For patient‑friendly information on CT angiography, visit RadiologyInfo.org

Linda Brooks | EurekAlert!
Further information:
http://www.rsna.org

More articles from Medical Engineering:

nachricht True to type: From human biopsy to complex gut physiology on a chip
14.02.2018 | Wyss Institute for Biologically Inspired Engineering at Harvard

nachricht The Scanpy software processes huge amounts of single-cell data
12.02.2018 | Helmholtz Zentrum München - Deutsches Forschungszentrum für Gesundheit und Umwelt

All articles from Medical Engineering >>>

The most recent press releases about innovation >>>

Die letzten 5 Focus-News des innovations-reports im Überblick:

Im Focus: In best circles: First integrated circuit from self-assembled polymer

For the first time, a team of researchers at the Max-Planck Institute (MPI) for Polymer Research in Mainz, Germany, has succeeded in making an integrated circuit (IC) from just a monolayer of a semiconducting polymer via a bottom-up, self-assembly approach.

In the self-assembly process, the semiconducting polymer arranges itself into an ordered monolayer in a transistor. The transistors are binary switches used...

Im Focus: Demonstration of a single molecule piezoelectric effect

Breakthrough provides a new concept of the design of molecular motors, sensors and electricity generators at nanoscale

Researchers from the Institute of Organic Chemistry and Biochemistry of the CAS (IOCB Prague), Institute of Physics of the CAS (IP CAS) and Palacký University...

Im Focus: Hybrid optics bring color imaging using ultrathin metalenses into focus

For photographers and scientists, lenses are lifesavers.
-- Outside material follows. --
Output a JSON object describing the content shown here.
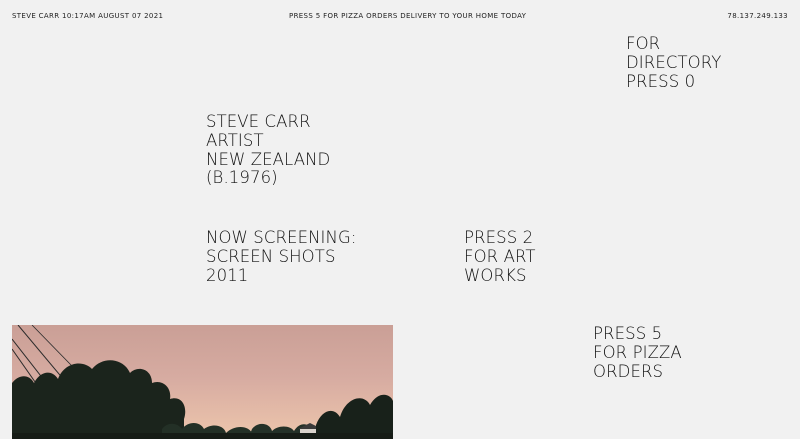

They reflect and refract light, making possible the imaging systems that drive discovery through the microscope and preserve history through cameras.

But today's glass-based lenses are bulky and resist miniaturization. Next-generation technologies, such as ultrathin cameras or tiny microscopes, require...

Im Focus: Stem cell divisions in the adult brain seen for the first time

Scientists from the University of Zurich have succeeded for the first time in tracking individual stem cells and their neuronal progeny over months within the intact adult brain. This study sheds light on how new neurons are produced throughout life.

The generation of new nerve cells was once thought to taper off at the end of embryonic development. However, recent research has shown that the adult brain...

Im Focus: Interference as a new method for cooling quantum devices

Theoretical physicists propose to use negative interference to control heat flow in quantum devices. Study published in Physical Review Letters

Quantum computer parts are sensitive and need to be cooled to very low temperatures. Their tiny size makes them particularly susceptible to a temperature...

All Focus news of the innovation-report >>>

Anzeige

Anzeige

VideoLinks
Industry & Economy
Event News

2nd International Conference on High Temperature Shape Memory Alloys (HTSMAs)

15.02.2018 | Event News

Aachen DC Grid Summit 2018

13.02.2018 | Event News

How Global Climate Policy Can Learn from the Energy Transition

12.02.2018 | Event News

 
Latest News

Contacting the molecular world through graphene nanoribbons

19.02.2018 | Materials Sciences

When Proteins Shake Hands

19.02.2018 | Materials Sciences

Cells communicate in a dynamic code

19.02.2018 | Life Sciences

VideoLinks
Science & Research
Overview of more VideoLinks >>>